[Records Boundary: Start]

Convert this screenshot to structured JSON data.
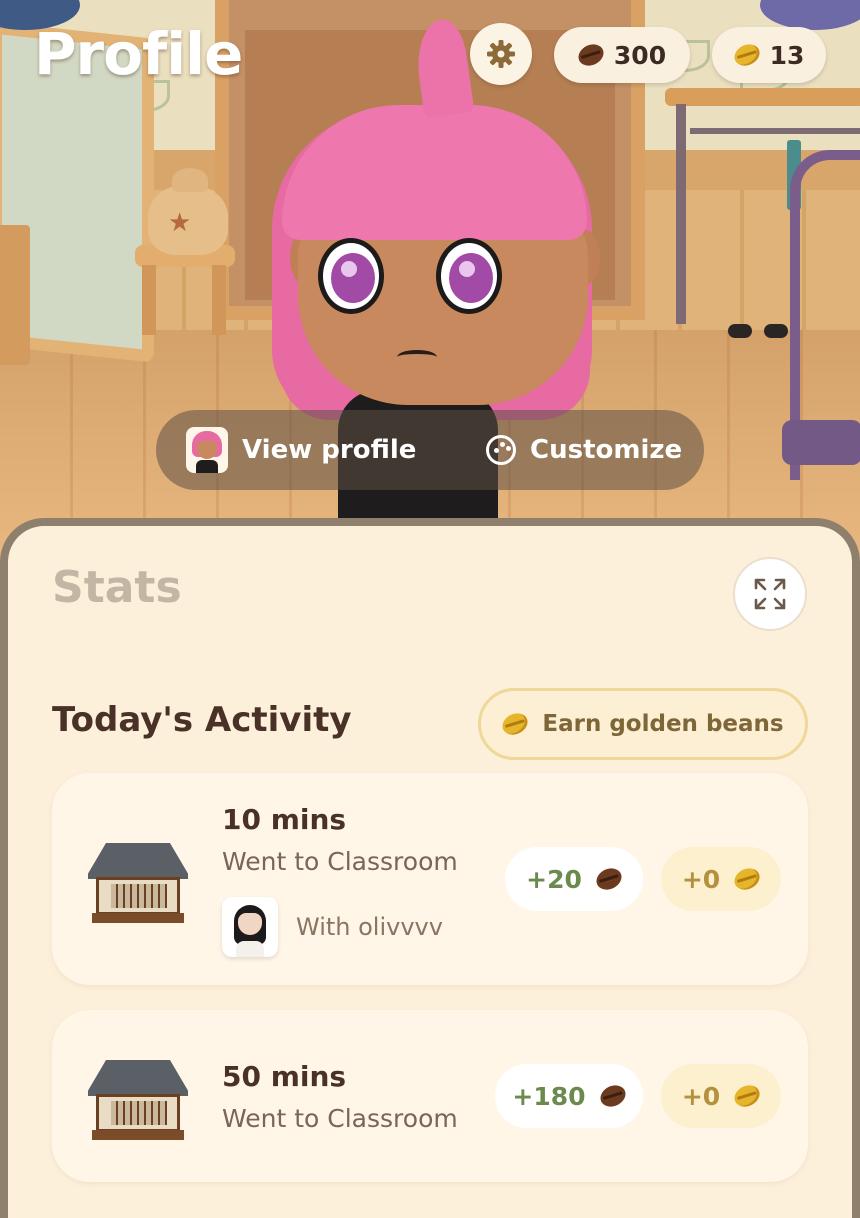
{
  "header": {
    "title": "Profile",
    "settings_icon": "gear-icon",
    "coffee_beans": "300",
    "golden_beans": "13"
  },
  "profile_actions": {
    "view_profile": "View profile",
    "customize": "Customize"
  },
  "stats": {
    "title": "Stats",
    "expand_icon": "expand-icon"
  },
  "activity": {
    "title": "Today's Activity",
    "earn_button": "Earn golden beans",
    "items": [
      {
        "duration": "10 mins",
        "place": "Went to Classroom",
        "with": "With olivvvv",
        "beans_reward": "+20",
        "golden_reward": "+0"
      },
      {
        "duration": "50 mins",
        "place": "Went to Classroom",
        "beans_reward": "+180",
        "golden_reward": "+0"
      }
    ]
  },
  "colors": {
    "sheet_background": "#fdf0db",
    "avatar_hair": "#e76aa3",
    "gold_accent": "#e6b52c",
    "coffee_bean": "#6b3a1f"
  }
}
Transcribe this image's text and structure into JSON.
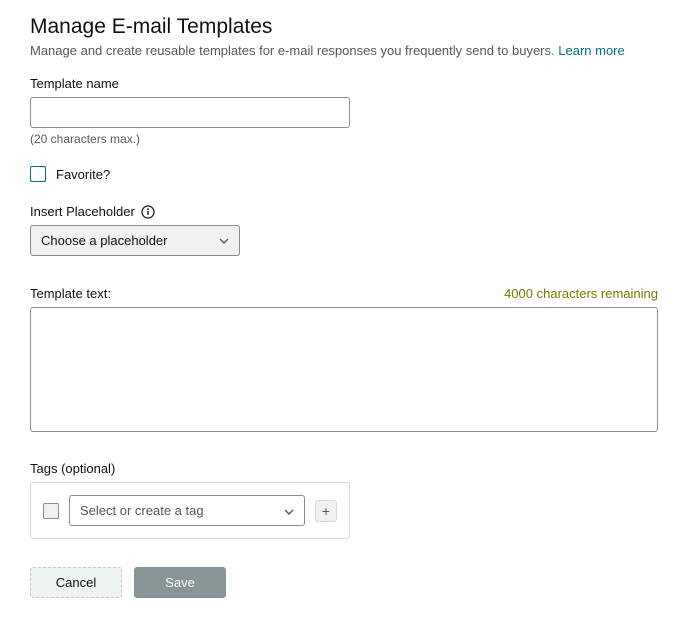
{
  "page": {
    "title": "Manage E-mail Templates",
    "subtitle": "Manage and create reusable templates for e-mail responses you frequently send to buyers.",
    "learn_more": "Learn more"
  },
  "template_name": {
    "label": "Template name",
    "value": "",
    "helper": "(20 characters max.)"
  },
  "favorite": {
    "label": "Favorite?"
  },
  "placeholder": {
    "label": "Insert Placeholder",
    "selected": "Choose a placeholder"
  },
  "template_text": {
    "label": "Template text:",
    "remaining": "4000 characters remaining",
    "value": ""
  },
  "tags": {
    "label": "Tags (optional)",
    "placeholder": "Select or create a tag",
    "add_label": "+"
  },
  "buttons": {
    "cancel": "Cancel",
    "save": "Save"
  }
}
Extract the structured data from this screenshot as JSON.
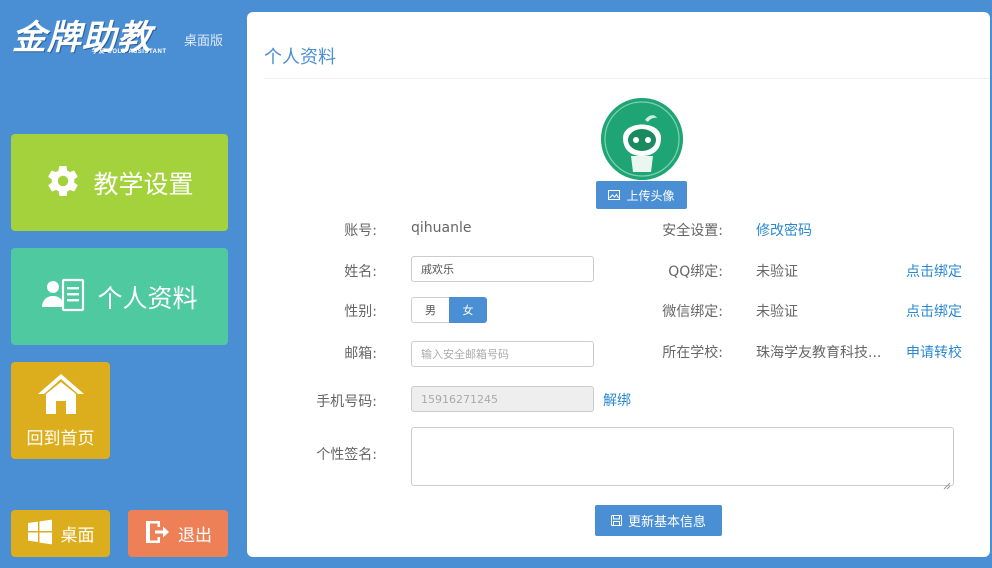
{
  "app": {
    "logo_text": "金牌助教",
    "logo_sub": "学友  GOLD ASSISTANT",
    "edition": "桌面版"
  },
  "sidebar": {
    "teach_settings": "教学设置",
    "profile": "个人资料",
    "home": "回到首页",
    "desktop": "桌面",
    "exit": "退出"
  },
  "profile": {
    "title": "个人资料",
    "upload_label": "上传头像",
    "account_label": "账号:",
    "account_value": "qihuanle",
    "name_label": "姓名:",
    "name_value": "戚欢乐",
    "gender_label": "性别:",
    "gender_male": "男",
    "gender_female": "女",
    "gender_selected": "女",
    "email_label": "邮箱:",
    "email_placeholder": "输入安全邮箱号码",
    "phone_label": "手机号码:",
    "phone_value": "15916271245",
    "unbind": "解绑",
    "signature_label": "个性签名:",
    "signature_value": "",
    "security_label": "安全设置:",
    "change_password": "修改密码",
    "qq_label": "QQ绑定:",
    "qq_status": "未验证",
    "qq_action": "点击绑定",
    "wechat_label": "微信绑定:",
    "wechat_status": "未验证",
    "wechat_action": "点击绑定",
    "school_label": "所在学校:",
    "school_value": "珠海学友教育科技...",
    "school_action": "申请转校",
    "save_label": "更新基本信息"
  },
  "colors": {
    "background": "#4a8fd4",
    "teach_tile": "#a4d23c",
    "profile_tile": "#4ec9a0",
    "home_tile": "#dcae1d",
    "exit_tile": "#ee8057",
    "accent": "#4a8fd4"
  }
}
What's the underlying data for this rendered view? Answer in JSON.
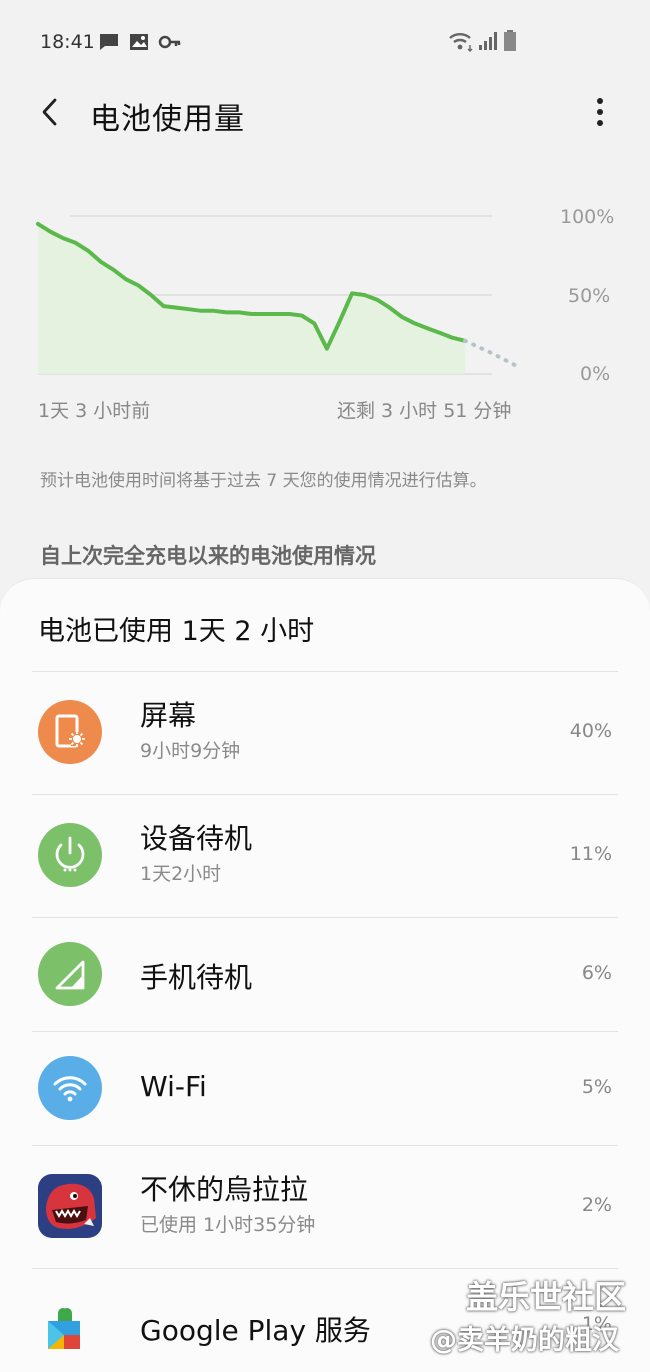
{
  "status_bar": {
    "time": "18:41",
    "icons": [
      "message-icon",
      "gallery-icon",
      "key-icon",
      "wifi-icon",
      "signal-icon",
      "battery-icon"
    ]
  },
  "app_bar": {
    "title": "电池使用量",
    "back_icon": "back-arrow-icon",
    "more_icon": "more-vert-icon"
  },
  "chart_data": {
    "type": "line",
    "y_ticks": [
      "100%",
      "50%",
      "0%"
    ],
    "ylim": [
      0,
      100
    ],
    "x_labels": [
      "1天 3 小时前",
      "还剩 3 小时 51 分钟"
    ],
    "series": [
      {
        "values": [
          95,
          90,
          86,
          83,
          78,
          71,
          66,
          60,
          56,
          50,
          43,
          42,
          41,
          40,
          40,
          39,
          39,
          38,
          38,
          38,
          38,
          37,
          32,
          16,
          33,
          51,
          50,
          47,
          42,
          36,
          32,
          29,
          26,
          23,
          21
        ]
      }
    ],
    "projection": [
      21,
      13,
      4
    ],
    "colors": {
      "line": "#5ab94a",
      "fill": "#e6f2e0",
      "projection": "#b5c4c8",
      "grid": "#dedede"
    }
  },
  "estimate_note": "预计电池使用时间将基于过去 7 天您的使用情况进行估算。",
  "section_header": "自上次完全充电以来的电池使用情况",
  "card": {
    "title": "电池已使用 1天 2 小时",
    "items": [
      {
        "name": "屏幕",
        "sub": "9小时9分钟",
        "percent": "40%",
        "icon": "screen-brightness-icon",
        "icon_color": "#ef8a4d"
      },
      {
        "name": "设备待机",
        "sub": "1天2小时",
        "percent": "11%",
        "icon": "power-icon",
        "icon_color": "#7cc06a"
      },
      {
        "name": "手机待机",
        "sub": "",
        "percent": "6%",
        "icon": "cell-signal-icon",
        "icon_color": "#7cc06a"
      },
      {
        "name": "Wi-Fi",
        "sub": "",
        "percent": "5%",
        "icon": "wifi-icon",
        "icon_color": "#5aaee8"
      },
      {
        "name": "不休的烏拉拉",
        "sub": "已使用 1小时35分钟",
        "percent": "2%",
        "icon": "game-app-icon",
        "icon_color": "#c8333b"
      },
      {
        "name": "Google Play 服务",
        "sub": "",
        "percent": "1%",
        "icon": "google-play-services-icon",
        "icon_color": "#3ea84a"
      }
    ]
  },
  "watermark": {
    "line1": "盖乐世社区",
    "line2": "@卖羊奶的粗汉"
  }
}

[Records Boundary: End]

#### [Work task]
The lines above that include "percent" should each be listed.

#### [Result for this task]
        "percent": "40%",
        "percent": "11%",
        "percent": "6%",
        "percent": "5%",
        "percent": "2%",
        "percent": "1%",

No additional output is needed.